Boeser, 20, has been lights out over the past four games for the Vancouver Canucks, scoring six times during his current four-game goal-scoring streak (he also has points in five straight) as Keller’s stock has cooled.

The Arizona Coyotes 19-year-old rookie has failed to score in each of his past eight games after a blistering start that saw him score 11 times in 16 contests.

Keller’s slump has allowed Boeser to grab hold of the rookie scoring lead, which he did on Wednesday, scoring twice — the second time he’s done so in as many games — in a 5-2 rout of the Pittsburgh Penguins.

He’s now one point ahead of Keller and Barzal, the latter of which is heating up as well with points in his past four games.

As you can see by the above video, Boeser’s release puts his name on a pedestal with few others in the NHL. The Athletic’s Justin Bourne wrote glowingly of Boeser’s shot ability on Wednesday.

Don’t see the Alex Ovechkin or Patrik Laine in that shot?
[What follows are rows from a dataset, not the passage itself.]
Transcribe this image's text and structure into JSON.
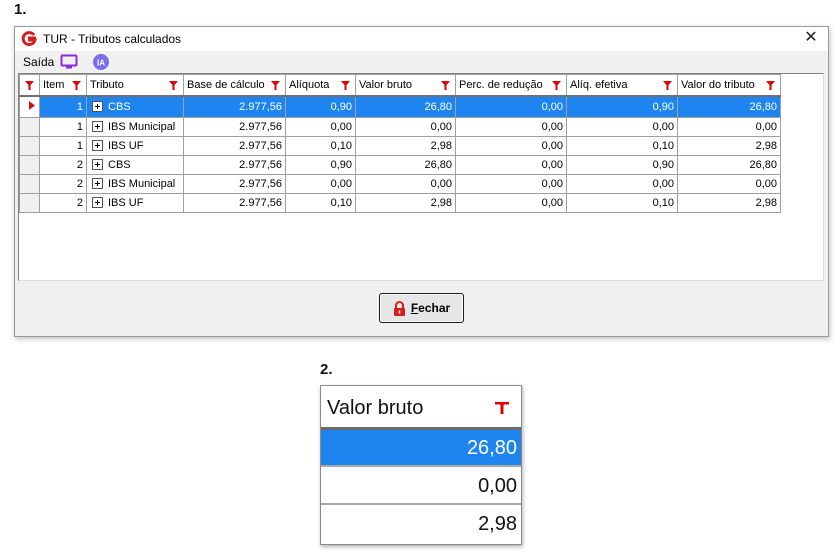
{
  "labels": {
    "panel1": "1.",
    "panel2": "2."
  },
  "window": {
    "title": "TUR - Tributos calculados",
    "close_glyph": "✕",
    "menu": {
      "saida": "Saída",
      "ia_label": "IA"
    }
  },
  "grid": {
    "columns": [
      "Item",
      "Tributo",
      "Base de cálculo",
      "Alíquota",
      "Valor bruto",
      "Perc. de redução",
      "Alíq. efetiva",
      "Valor do tributo"
    ],
    "rows": [
      {
        "item": "1",
        "tributo": "CBS",
        "base": "2.977,56",
        "aliquota": "0,90",
        "valor_bruto": "26,80",
        "perc_reducao": "0,00",
        "aliq_efetiva": "0,90",
        "valor_tributo": "26,80",
        "selected": true
      },
      {
        "item": "1",
        "tributo": "IBS Municipal",
        "base": "2.977,56",
        "aliquota": "0,00",
        "valor_bruto": "0,00",
        "perc_reducao": "0,00",
        "aliq_efetiva": "0,00",
        "valor_tributo": "0,00",
        "selected": false
      },
      {
        "item": "1",
        "tributo": "IBS UF",
        "base": "2.977,56",
        "aliquota": "0,10",
        "valor_bruto": "2,98",
        "perc_reducao": "0,00",
        "aliq_efetiva": "0,10",
        "valor_tributo": "2,98",
        "selected": false
      },
      {
        "item": "2",
        "tributo": "CBS",
        "base": "2.977,56",
        "aliquota": "0,90",
        "valor_bruto": "26,80",
        "perc_reducao": "0,00",
        "aliq_efetiva": "0,90",
        "valor_tributo": "26,80",
        "selected": false
      },
      {
        "item": "2",
        "tributo": "IBS Municipal",
        "base": "2.977,56",
        "aliquota": "0,00",
        "valor_bruto": "0,00",
        "perc_reducao": "0,00",
        "aliq_efetiva": "0,00",
        "valor_tributo": "0,00",
        "selected": false
      },
      {
        "item": "2",
        "tributo": "IBS UF",
        "base": "2.977,56",
        "aliquota": "0,10",
        "valor_bruto": "2,98",
        "perc_reducao": "0,00",
        "aliq_efetiva": "0,10",
        "valor_tributo": "2,98",
        "selected": false
      }
    ]
  },
  "footer": {
    "fechar_accel": "F",
    "fechar_rest": "echar"
  },
  "zoom": {
    "header": "Valor bruto",
    "cells": [
      "26,80",
      "0,00",
      "2,98"
    ]
  },
  "colors": {
    "selection": "#1e84ef",
    "filter_icon": "#e00000",
    "app_logo": "#d62020",
    "monitor_icon": "#8a2be2",
    "ia_badge": "#7b6cf0",
    "lock_icon": "#d81b1b"
  }
}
Here’s more proof:

Boeser’s scoring prowess has him in the conversation with another talented Russian in Pavel Bure.

Bure, who won the Calder Trophy in 1992, scored 34 times for the Canucks that season. Boeser is on pace to hit the 40-goal mark, which would smash that record.

Boeser is the first rookie to score in four consecutive games this season. According to the NHL, only one rookie in Canucks franchise history has scored in more than four consecutive team games – Dennis Ververgaert had a six-game goal streak in 1973-74.

Boeser is scoring on nearly 21 percent of his shots, and while TSN’s Scott Cullen points out that that number isn’t likely to hold, his 2.8 shots per game are still very much conducive to goal scoring.

And winning. Boeser has three game-winning goals for the Canucks, who are 11-8-3 this season, two points out of first place in the Pacific Division in the Western Conference.


Scott Billeck is a writer for Pro Hockey Talk on NBC Sports. Drop him a line at phtblog@nbcsports.com or follow him on Twitter @scottbilleck